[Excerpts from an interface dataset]
---*---
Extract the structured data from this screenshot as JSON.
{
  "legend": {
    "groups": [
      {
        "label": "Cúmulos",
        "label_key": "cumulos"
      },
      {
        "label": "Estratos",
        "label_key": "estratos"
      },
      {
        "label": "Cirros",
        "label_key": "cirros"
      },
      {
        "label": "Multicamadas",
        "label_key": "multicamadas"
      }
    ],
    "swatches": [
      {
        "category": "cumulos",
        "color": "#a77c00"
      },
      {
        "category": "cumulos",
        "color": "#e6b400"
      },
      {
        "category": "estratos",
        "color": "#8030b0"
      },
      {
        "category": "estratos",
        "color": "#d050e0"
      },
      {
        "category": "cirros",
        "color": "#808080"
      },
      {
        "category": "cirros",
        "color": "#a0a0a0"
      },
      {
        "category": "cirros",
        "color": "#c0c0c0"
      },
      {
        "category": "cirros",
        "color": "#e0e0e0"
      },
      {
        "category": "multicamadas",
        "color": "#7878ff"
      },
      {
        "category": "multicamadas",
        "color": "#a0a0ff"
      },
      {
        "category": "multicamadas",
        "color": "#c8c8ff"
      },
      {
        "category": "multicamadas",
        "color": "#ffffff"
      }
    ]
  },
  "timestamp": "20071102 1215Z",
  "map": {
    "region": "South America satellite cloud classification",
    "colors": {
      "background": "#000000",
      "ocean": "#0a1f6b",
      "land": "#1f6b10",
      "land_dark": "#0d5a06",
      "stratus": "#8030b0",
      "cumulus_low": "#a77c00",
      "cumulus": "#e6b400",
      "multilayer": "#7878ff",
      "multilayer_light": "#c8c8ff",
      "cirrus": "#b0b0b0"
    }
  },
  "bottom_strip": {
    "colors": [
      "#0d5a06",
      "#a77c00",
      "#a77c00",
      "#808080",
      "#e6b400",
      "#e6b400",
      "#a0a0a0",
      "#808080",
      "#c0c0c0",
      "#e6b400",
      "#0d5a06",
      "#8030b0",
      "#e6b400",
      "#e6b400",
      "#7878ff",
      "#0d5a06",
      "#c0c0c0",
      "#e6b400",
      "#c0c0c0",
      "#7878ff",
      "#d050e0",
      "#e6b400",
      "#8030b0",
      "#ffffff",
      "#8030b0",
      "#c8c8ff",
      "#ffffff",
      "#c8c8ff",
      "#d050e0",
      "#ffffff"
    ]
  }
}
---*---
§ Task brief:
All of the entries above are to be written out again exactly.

§ Finished exercise:
Extract the structured data from this screenshot as JSON.
{
  "legend": {
    "groups": [
      {
        "label": "Cúmulos",
        "label_key": "cumulos"
      },
      {
        "label": "Estratos",
        "label_key": "estratos"
      },
      {
        "label": "Cirros",
        "label_key": "cirros"
      },
      {
        "label": "Multicamadas",
        "label_key": "multicamadas"
      }
    ],
    "swatches": [
      {
        "category": "cumulos",
        "color": "#a77c00"
      },
      {
        "category": "cumulos",
        "color": "#e6b400"
      },
      {
        "category": "estratos",
        "color": "#8030b0"
      },
      {
        "category": "estratos",
        "color": "#d050e0"
      },
      {
        "category": "cirros",
        "color": "#808080"
      },
      {
        "category": "cirros",
        "color": "#a0a0a0"
      },
      {
        "category": "cirros",
        "color": "#c0c0c0"
      },
      {
        "category": "cirros",
        "color": "#e0e0e0"
      },
      {
        "category": "multicamadas",
        "color": "#7878ff"
      },
      {
        "category": "multicamadas",
        "color": "#a0a0ff"
      },
      {
        "category": "multicamadas",
        "color": "#c8c8ff"
      },
      {
        "category": "multicamadas",
        "color": "#ffffff"
      }
    ]
  },
  "timestamp": "20071102 1215Z",
  "map": {
    "region": "South America satellite cloud classification",
    "colors": {
      "background": "#000000",
      "ocean": "#0a1f6b",
      "land": "#1f6b10",
      "land_dark": "#0d5a06",
      "stratus": "#8030b0",
      "cumulus_low": "#a77c00",
      "cumulus": "#e6b400",
      "multilayer": "#7878ff",
      "multilayer_light": "#c8c8ff",
      "cirrus": "#b0b0b0"
    }
  },
  "bottom_strip": {
    "colors": [
      "#0d5a06",
      "#a77c00",
      "#a77c00",
      "#808080",
      "#e6b400",
      "#e6b400",
      "#a0a0a0",
      "#808080",
      "#c0c0c0",
      "#e6b400",
      "#0d5a06",
      "#8030b0",
      "#e6b400",
      "#e6b400",
      "#7878ff",
      "#0d5a06",
      "#c0c0c0",
      "#e6b400",
      "#c0c0c0",
      "#7878ff",
      "#d050e0",
      "#e6b400",
      "#8030b0",
      "#ffffff",
      "#8030b0",
      "#c8c8ff",
      "#ffffff",
      "#c8c8ff",
      "#d050e0",
      "#ffffff"
    ]
  }
}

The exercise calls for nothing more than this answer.